IT WAS ON the 88th day of the House Republicans' Contract With America that the major league baseball strike was resolved - but the biased liberal news media still hasn't given Newt Gingrich any credit for it.

And don't hold your breath waiting.As the irrepressible House speaker and his gang celebrate their contract's First 100 Days, they are primed to cite examples that are every bit as valid as my own purely factual (and nonsensical) juxtaposition. Their goal is to make you believe that liberal media bias should be blamed for any woes they've suffered in the polls or in Congress.
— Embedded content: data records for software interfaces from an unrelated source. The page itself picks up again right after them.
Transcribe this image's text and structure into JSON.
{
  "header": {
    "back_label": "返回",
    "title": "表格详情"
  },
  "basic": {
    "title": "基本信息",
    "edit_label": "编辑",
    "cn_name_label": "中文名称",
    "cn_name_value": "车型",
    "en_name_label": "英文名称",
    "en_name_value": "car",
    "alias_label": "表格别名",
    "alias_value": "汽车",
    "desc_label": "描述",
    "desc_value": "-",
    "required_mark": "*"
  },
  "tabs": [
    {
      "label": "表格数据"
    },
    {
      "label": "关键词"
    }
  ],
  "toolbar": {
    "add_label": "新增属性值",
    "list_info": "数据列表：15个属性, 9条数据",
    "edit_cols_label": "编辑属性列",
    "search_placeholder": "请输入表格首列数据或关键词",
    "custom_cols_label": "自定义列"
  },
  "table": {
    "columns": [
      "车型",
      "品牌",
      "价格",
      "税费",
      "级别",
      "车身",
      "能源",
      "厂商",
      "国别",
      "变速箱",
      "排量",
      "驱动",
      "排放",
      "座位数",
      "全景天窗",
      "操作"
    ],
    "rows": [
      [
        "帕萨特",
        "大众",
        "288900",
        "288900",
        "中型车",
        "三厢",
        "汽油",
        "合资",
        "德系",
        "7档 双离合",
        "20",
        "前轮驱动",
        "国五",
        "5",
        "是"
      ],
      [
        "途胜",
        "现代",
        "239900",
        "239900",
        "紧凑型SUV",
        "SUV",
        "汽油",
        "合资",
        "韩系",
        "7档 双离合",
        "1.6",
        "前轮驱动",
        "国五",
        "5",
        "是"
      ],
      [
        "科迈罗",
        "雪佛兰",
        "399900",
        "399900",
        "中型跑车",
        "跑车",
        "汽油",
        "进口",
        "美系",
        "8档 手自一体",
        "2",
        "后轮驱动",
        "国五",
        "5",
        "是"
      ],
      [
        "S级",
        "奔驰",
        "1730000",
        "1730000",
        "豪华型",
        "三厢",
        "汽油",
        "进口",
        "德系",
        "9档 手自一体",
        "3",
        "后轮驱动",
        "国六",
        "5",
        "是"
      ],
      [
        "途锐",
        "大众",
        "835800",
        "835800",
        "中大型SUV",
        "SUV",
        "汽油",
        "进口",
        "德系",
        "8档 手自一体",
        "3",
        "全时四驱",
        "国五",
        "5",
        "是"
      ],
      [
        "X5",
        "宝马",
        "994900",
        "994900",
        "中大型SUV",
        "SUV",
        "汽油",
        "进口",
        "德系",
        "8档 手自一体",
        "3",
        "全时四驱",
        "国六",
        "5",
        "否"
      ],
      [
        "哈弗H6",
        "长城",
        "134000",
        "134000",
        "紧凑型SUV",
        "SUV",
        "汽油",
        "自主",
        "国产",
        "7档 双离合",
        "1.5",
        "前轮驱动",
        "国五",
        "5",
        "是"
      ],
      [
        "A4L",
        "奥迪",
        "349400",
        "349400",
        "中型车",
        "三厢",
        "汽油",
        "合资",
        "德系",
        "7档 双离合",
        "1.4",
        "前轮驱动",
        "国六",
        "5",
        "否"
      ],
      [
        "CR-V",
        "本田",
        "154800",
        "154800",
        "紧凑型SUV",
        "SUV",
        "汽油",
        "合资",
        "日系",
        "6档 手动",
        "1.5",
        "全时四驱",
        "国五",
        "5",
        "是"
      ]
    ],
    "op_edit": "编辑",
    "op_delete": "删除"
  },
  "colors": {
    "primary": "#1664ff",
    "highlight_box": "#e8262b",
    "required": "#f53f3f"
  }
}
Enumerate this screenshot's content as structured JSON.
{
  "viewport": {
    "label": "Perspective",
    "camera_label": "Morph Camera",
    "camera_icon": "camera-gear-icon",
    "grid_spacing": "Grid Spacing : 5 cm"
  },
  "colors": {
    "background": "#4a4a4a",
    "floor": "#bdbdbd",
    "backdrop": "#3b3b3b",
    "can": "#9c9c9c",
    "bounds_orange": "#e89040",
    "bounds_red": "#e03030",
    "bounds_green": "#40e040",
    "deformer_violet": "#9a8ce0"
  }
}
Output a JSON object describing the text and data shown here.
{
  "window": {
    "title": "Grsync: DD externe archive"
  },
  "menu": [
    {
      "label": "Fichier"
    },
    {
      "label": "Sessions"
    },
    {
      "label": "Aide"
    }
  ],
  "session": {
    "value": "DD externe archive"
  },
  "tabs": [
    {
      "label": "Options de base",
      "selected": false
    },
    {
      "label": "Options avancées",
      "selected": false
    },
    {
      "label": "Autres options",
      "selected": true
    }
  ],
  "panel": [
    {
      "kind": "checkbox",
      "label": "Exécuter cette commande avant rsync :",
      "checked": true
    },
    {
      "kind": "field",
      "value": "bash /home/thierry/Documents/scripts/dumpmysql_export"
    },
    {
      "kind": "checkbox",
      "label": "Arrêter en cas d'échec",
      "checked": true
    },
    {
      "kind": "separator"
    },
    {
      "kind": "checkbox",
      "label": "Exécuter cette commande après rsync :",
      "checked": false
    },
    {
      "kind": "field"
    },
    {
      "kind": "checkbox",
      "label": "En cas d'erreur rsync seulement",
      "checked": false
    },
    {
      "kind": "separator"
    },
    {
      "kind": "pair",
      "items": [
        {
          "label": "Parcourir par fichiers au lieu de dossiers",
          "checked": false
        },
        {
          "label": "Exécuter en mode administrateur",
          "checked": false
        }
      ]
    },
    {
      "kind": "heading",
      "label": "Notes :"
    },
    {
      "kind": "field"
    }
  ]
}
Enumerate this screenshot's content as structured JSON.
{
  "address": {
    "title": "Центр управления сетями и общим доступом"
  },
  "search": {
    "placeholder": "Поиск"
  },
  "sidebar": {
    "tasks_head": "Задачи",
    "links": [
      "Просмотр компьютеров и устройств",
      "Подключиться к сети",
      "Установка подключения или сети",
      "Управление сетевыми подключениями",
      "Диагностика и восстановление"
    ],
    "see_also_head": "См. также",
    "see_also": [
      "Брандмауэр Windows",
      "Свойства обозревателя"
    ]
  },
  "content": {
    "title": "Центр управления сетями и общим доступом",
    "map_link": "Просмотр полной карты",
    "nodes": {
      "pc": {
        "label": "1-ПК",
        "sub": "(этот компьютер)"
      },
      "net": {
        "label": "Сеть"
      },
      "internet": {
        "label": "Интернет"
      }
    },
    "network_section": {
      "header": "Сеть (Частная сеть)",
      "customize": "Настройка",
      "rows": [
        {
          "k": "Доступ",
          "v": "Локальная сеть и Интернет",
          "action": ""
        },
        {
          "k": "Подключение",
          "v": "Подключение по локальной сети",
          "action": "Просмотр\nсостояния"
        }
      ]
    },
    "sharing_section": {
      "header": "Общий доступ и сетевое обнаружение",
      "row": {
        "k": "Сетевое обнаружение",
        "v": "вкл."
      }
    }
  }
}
Lost in this blame game - and in the media's too-defensive overreaction - is reality and truth. The fundamental truth about the way Washington has been working for the past 100 days is that our nation's capital has been driven by a single engine of change: the contract.

Give Gingrich & Co. credit for that. The debate is not at all about anything President Clinton has been saying for the past two-plus years. And it is not about what Senate Republicans and their leader, Bob Dole, have been saying. It is about the provisions of the House Republican Contract - what Gingrich has been saying - and just how far we should go.

Remember what really happened in these first 100 days.

Ever since the historic Republican sweep last November, Gingrich has been unable to shake his penchant for pit bull politics, the attention-getting tactic he used outrageously but effectively an outsider in the dog days of Democratic control.

Unaccustomed to the reins of leadership and control, Gingrich spent much of his First 100 Days popping up in our living rooms on the TV news, reverting to his pit bull past, yapping and snapping at his opponents' pant legs, as though his goal was to get air time and score a political point or two.

His combative ways had little to do with fundamental change. Consider the push for a balanced budget, a noble and necessary goal. He pushed for a constitutional amendment to require it. But in his first deficit-cutting act, he pushed his tired political argument left over from the '80s: Cut public broadcasting, trim school lunch increases. Most of America liked these programs; most understood that the minuscule savings would be irrelevant to real deficit reduction.

Whither the leadership? Wither the leader. Gingrich's personal standing in the polls remains far lower, and his negative ratings much higher, than Dole's.

At his personal 100-day mark, the speaker, unable to shake his pit bull past, is neither (news)paper-trained nor House broken. He will not succeed as a speaker until he learns the difference between wielding the reins of power and straining at the leash.